TASK DETAILS: What you hand back must match the listing exactly.

RECORDS:
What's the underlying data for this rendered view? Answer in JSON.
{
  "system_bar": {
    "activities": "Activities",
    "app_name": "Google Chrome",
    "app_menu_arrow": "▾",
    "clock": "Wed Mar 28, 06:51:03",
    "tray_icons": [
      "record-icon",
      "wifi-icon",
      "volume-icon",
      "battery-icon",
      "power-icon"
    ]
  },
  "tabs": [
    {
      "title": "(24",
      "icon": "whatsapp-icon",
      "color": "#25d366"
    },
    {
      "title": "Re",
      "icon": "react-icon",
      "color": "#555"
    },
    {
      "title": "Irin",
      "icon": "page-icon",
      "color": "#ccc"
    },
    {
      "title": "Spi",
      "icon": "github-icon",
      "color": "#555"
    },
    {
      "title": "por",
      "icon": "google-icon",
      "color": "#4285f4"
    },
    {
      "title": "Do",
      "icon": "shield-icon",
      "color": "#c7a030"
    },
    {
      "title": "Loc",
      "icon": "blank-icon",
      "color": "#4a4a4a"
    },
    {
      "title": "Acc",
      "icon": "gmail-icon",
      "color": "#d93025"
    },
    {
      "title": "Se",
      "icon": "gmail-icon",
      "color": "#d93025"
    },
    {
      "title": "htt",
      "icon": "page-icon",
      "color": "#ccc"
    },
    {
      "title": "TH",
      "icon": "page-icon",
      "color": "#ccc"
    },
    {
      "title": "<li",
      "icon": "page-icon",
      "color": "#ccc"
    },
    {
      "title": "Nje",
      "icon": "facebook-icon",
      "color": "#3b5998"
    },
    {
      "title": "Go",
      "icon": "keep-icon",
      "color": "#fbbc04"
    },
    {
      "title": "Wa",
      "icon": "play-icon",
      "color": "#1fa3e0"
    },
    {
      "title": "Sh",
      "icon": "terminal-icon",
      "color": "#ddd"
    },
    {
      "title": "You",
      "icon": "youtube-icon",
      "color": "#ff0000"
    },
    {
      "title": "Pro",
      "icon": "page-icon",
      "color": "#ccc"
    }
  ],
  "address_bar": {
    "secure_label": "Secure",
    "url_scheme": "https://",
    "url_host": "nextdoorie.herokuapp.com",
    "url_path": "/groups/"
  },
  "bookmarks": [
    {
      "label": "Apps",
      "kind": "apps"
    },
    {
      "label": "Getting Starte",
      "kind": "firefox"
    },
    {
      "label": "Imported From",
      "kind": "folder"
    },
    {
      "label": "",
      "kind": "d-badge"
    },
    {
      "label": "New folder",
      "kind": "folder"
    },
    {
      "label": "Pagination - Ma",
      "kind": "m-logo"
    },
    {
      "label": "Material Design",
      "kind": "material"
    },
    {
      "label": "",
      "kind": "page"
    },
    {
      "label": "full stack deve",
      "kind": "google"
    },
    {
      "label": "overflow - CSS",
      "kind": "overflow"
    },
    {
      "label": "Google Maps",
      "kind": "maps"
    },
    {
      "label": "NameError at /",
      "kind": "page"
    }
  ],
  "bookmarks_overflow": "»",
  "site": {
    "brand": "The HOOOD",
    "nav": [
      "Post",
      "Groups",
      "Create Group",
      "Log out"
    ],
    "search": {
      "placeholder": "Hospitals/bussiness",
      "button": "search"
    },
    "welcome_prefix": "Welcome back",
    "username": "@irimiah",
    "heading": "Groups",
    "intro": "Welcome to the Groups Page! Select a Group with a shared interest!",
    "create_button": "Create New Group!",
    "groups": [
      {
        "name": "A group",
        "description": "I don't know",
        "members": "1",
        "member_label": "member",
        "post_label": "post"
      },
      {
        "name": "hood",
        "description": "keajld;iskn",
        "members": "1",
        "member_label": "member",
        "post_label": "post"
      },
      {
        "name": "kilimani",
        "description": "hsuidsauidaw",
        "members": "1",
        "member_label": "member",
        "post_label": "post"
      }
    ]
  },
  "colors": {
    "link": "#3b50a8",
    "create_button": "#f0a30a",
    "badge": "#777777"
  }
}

RESULT OF THE TASK:
What's the underlying data for this rendered view? Answer in JSON.
{
  "system_bar": {
    "activities": "Activities",
    "app_name": "Google Chrome",
    "app_menu_arrow": "▾",
    "clock": "Wed Mar 28, 06:51:03",
    "tray_icons": [
      "record-icon",
      "wifi-icon",
      "volume-icon",
      "battery-icon",
      "power-icon"
    ]
  },
  "tabs": [
    {
      "title": "(24",
      "icon": "whatsapp-icon",
      "color": "#25d366"
    },
    {
      "title": "Re",
      "icon": "react-icon",
      "color": "#555"
    },
    {
      "title": "Irin",
      "icon": "page-icon",
      "color": "#ccc"
    },
    {
      "title": "Spi",
      "icon": "github-icon",
      "color": "#555"
    },
    {
      "title": "por",
      "icon": "google-icon",
      "color": "#4285f4"
    },
    {
      "title": "Do",
      "icon": "shield-icon",
      "color": "#c7a030"
    },
    {
      "title": "Loc",
      "icon": "blank-icon",
      "color": "#4a4a4a"
    },
    {
      "title": "Acc",
      "icon": "gmail-icon",
      "color": "#d93025"
    },
    {
      "title": "Se",
      "icon": "gmail-icon",
      "color": "#d93025"
    },
    {
      "title": "htt",
      "icon": "page-icon",
      "color": "#ccc"
    },
    {
      "title": "TH",
      "icon": "page-icon",
      "color": "#ccc"
    },
    {
      "title": "<li",
      "icon": "page-icon",
      "color": "#ccc"
    },
    {
      "title": "Nje",
      "icon": "facebook-icon",
      "color": "#3b5998"
    },
    {
      "title": "Go",
      "icon": "keep-icon",
      "color": "#fbbc04"
    },
    {
      "title": "Wa",
      "icon": "play-icon",
      "color": "#1fa3e0"
    },
    {
      "title": "Sh",
      "icon": "terminal-icon",
      "color": "#ddd"
    },
    {
      "title": "You",
      "icon": "youtube-icon",
      "color": "#ff0000"
    },
    {
      "title": "Pro",
      "icon": "page-icon",
      "color": "#ccc"
    }
  ],
  "address_bar": {
    "secure_label": "Secure",
    "url_scheme": "https://",
    "url_host": "nextdoorie.herokuapp.com",
    "url_path": "/groups/"
  },
  "bookmarks": [
    {
      "label": "Apps",
      "kind": "apps"
    },
    {
      "label": "Getting Starte",
      "kind": "firefox"
    },
    {
      "label": "Imported From",
      "kind": "folder"
    },
    {
      "label": "",
      "kind": "d-badge"
    },
    {
      "label": "New folder",
      "kind": "folder"
    },
    {
      "label": "Pagination - Ma",
      "kind": "m-logo"
    },
    {
      "label": "Material Design",
      "kind": "material"
    },
    {
      "label": "",
      "kind": "page"
    },
    {
      "label": "full stack deve",
      "kind": "google"
    },
    {
      "label": "overflow - CSS",
      "kind": "overflow"
    },
    {
      "label": "Google Maps",
      "kind": "maps"
    },
    {
      "label": "NameError at /",
      "kind": "page"
    }
  ],
  "bookmarks_overflow": "»",
  "site": {
    "brand": "The HOOOD",
    "nav": [
      "Post",
      "Groups",
      "Create Group",
      "Log out"
    ],
    "search": {
      "placeholder": "Hospitals/bussiness",
      "button": "search"
    },
    "welcome_prefix": "Welcome back",
    "username": "@irimiah",
    "heading": "Groups",
    "intro": "Welcome to the Groups Page! Select a Group with a shared interest!",
    "create_button": "Create New Group!",
    "groups": [
      {
        "name": "A group",
        "description": "I don't know",
        "members": "1",
        "member_label": "member",
        "post_label": "post"
      },
      {
        "name": "hood",
        "description": "keajld;iskn",
        "members": "1",
        "member_label": "member",
        "post_label": "post"
      },
      {
        "name": "kilimani",
        "description": "hsuidsauidaw",
        "members": "1",
        "member_label": "member",
        "post_label": "post"
      }
    ]
  },
  "colors": {
    "link": "#3b50a8",
    "create_button": "#f0a30a",
    "badge": "#777777"
  }
}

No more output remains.